(Data items)
----------------
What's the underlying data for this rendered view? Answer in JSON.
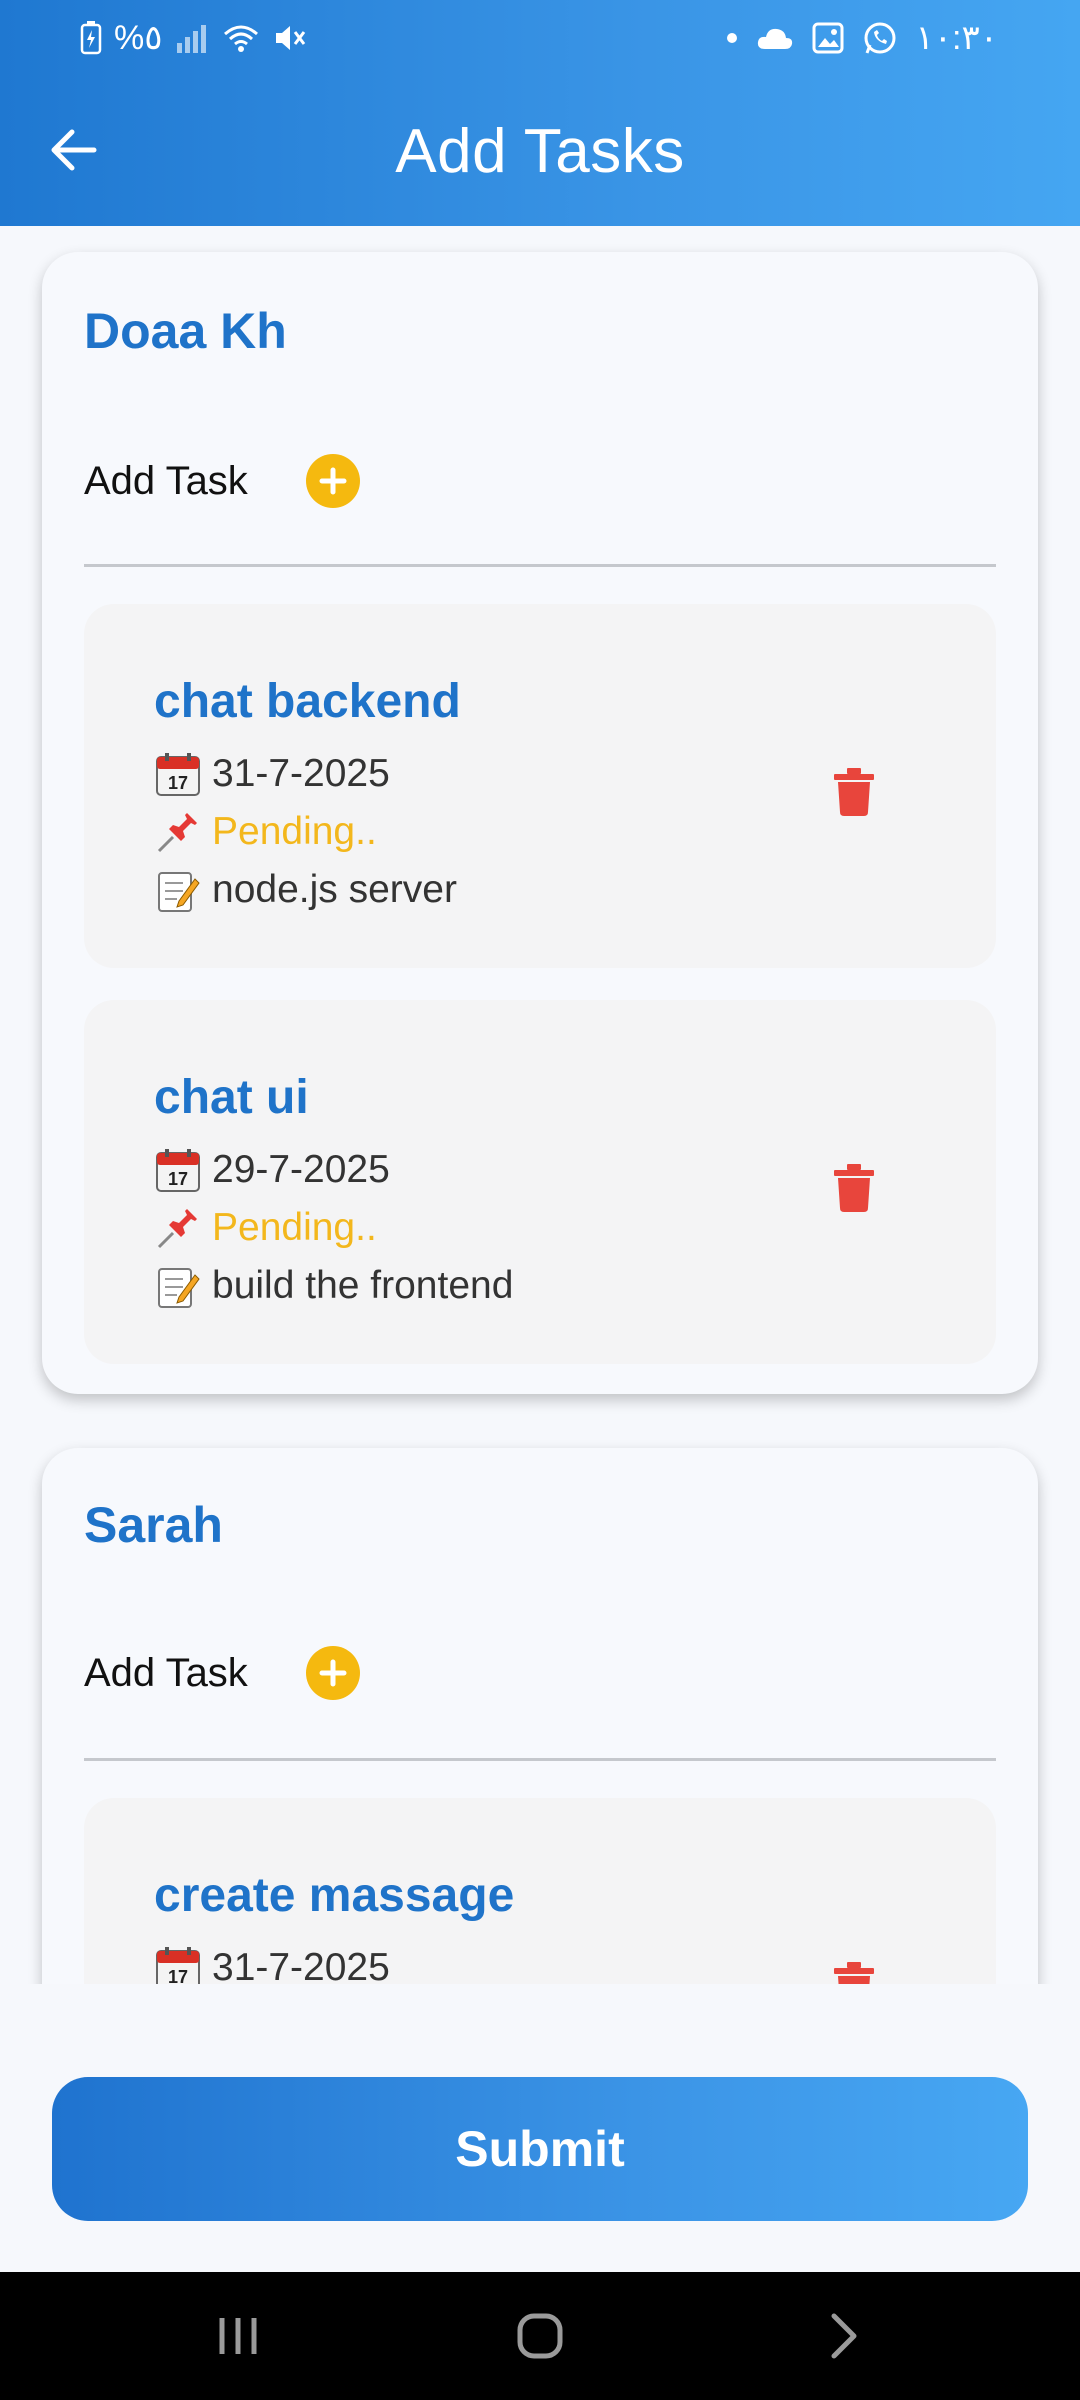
{
  "status_bar": {
    "battery_text": "%٥",
    "time": "١٠:٣٠",
    "icons_left": [
      "battery-charging-icon",
      "signal-icon",
      "wifi-icon",
      "mute-icon"
    ],
    "icons_right": [
      "dot-icon",
      "cloud-icon",
      "image-icon",
      "whatsapp-icon"
    ]
  },
  "header": {
    "title": "Add Tasks",
    "back_icon": "arrow-left-icon"
  },
  "members": [
    {
      "name": "Doaa Kh",
      "add_task_label": "Add Task",
      "tasks": [
        {
          "title": "chat backend",
          "date": "31-7-2025",
          "status": "Pending..",
          "description": "node.js server"
        },
        {
          "title": "chat ui",
          "date": "29-7-2025",
          "status": "Pending..",
          "description": "build the frontend"
        }
      ]
    },
    {
      "name": "Sarah",
      "add_task_label": "Add Task",
      "tasks": [
        {
          "title": "create massage",
          "date": "31-7-2025",
          "status": "",
          "description": ""
        }
      ]
    }
  ],
  "submit_label": "Submit",
  "colors": {
    "primary": "#1f73c9",
    "accent_yellow": "#f5b90f",
    "pending": "#f3b71c",
    "delete_red": "#e8453c"
  }
}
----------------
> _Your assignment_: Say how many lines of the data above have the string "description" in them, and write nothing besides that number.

> _Result of the exercise_: 3